● **TASK**
Which lines in the records below contain the word "title"? Copy each of them.

● **DATA SHOWN**
= Beginning of Section =

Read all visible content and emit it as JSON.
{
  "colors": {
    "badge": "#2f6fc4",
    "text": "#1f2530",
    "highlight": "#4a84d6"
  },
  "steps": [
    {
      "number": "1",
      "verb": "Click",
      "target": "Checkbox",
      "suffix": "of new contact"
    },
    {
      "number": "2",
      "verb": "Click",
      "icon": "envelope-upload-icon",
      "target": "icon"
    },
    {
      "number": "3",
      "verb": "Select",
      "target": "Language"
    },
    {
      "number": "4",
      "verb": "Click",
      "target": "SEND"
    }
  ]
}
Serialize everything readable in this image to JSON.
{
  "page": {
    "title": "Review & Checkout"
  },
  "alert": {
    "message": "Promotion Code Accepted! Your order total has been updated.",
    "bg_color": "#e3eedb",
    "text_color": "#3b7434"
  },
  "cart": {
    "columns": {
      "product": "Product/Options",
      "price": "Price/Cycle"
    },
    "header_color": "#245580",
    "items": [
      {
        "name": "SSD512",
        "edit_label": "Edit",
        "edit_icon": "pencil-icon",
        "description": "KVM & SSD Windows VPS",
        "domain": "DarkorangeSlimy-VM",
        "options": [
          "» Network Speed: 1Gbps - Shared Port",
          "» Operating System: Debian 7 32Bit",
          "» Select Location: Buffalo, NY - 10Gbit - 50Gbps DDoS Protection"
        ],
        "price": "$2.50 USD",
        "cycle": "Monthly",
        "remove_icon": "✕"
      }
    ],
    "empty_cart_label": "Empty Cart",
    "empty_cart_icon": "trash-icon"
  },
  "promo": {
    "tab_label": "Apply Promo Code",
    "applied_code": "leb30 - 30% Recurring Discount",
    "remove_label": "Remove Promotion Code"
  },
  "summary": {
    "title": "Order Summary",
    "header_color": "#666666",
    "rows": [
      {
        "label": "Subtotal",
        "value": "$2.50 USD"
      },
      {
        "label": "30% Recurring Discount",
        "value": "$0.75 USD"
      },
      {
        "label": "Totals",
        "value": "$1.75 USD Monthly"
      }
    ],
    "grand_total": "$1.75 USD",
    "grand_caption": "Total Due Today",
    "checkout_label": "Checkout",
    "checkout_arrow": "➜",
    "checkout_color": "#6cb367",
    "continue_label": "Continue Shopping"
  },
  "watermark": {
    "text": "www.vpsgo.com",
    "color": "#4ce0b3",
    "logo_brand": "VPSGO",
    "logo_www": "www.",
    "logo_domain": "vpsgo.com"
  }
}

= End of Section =
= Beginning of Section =

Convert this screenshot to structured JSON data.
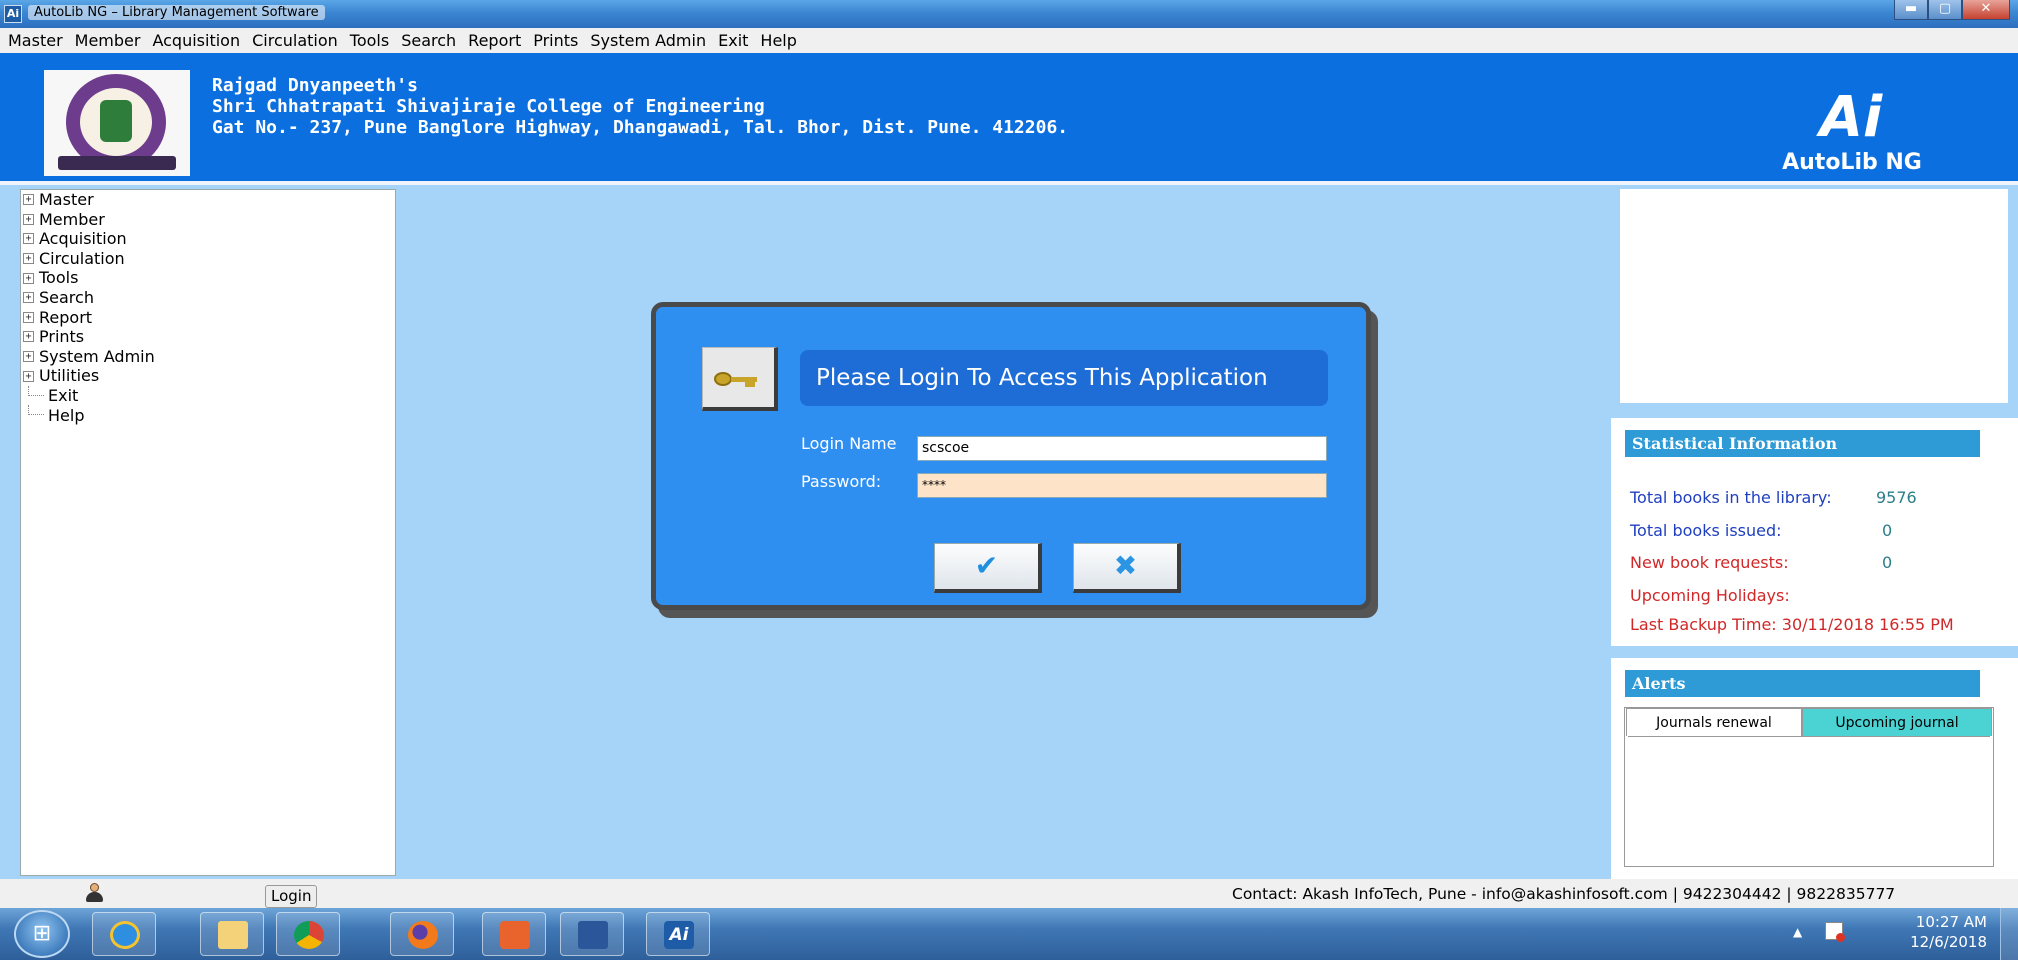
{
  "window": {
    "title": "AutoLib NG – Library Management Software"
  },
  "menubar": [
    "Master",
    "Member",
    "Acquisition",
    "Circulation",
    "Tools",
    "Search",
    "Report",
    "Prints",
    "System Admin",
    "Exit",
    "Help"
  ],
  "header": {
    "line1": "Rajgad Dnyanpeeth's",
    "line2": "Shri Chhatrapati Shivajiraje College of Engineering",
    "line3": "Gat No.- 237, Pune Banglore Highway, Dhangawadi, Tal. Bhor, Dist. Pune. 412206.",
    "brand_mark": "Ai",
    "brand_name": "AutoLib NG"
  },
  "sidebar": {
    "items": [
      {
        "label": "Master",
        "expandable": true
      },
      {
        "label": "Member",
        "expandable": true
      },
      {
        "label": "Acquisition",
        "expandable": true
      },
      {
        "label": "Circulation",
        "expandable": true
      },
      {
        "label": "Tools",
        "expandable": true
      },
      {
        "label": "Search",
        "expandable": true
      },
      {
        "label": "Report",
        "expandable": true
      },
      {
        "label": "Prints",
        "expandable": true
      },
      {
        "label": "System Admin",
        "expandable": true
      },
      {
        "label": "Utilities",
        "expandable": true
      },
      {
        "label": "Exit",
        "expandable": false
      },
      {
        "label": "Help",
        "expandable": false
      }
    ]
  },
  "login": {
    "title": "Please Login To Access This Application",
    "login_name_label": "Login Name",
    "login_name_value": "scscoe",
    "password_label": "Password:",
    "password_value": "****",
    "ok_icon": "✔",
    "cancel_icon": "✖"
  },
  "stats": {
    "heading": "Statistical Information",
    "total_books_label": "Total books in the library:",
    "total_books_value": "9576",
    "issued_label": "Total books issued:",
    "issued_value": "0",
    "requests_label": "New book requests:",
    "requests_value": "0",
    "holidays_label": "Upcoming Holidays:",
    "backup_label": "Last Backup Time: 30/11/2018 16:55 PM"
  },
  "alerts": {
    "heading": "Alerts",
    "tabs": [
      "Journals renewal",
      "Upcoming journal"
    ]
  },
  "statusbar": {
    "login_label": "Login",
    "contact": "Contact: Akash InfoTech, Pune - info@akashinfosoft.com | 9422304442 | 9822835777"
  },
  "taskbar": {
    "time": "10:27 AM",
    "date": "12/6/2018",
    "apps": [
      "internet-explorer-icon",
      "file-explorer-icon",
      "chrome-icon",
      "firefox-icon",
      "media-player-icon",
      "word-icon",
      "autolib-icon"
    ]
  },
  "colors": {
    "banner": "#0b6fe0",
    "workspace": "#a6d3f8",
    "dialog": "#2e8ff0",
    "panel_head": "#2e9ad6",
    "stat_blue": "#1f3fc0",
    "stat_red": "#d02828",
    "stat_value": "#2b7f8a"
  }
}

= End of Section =

● **WRITTEN ANSWER**
    "title": "Review & Checkout"
    "title": "Order Summary",
    "title": "AutoLib NG – Library Management Software"
    "title": "Please Login To Access This Application",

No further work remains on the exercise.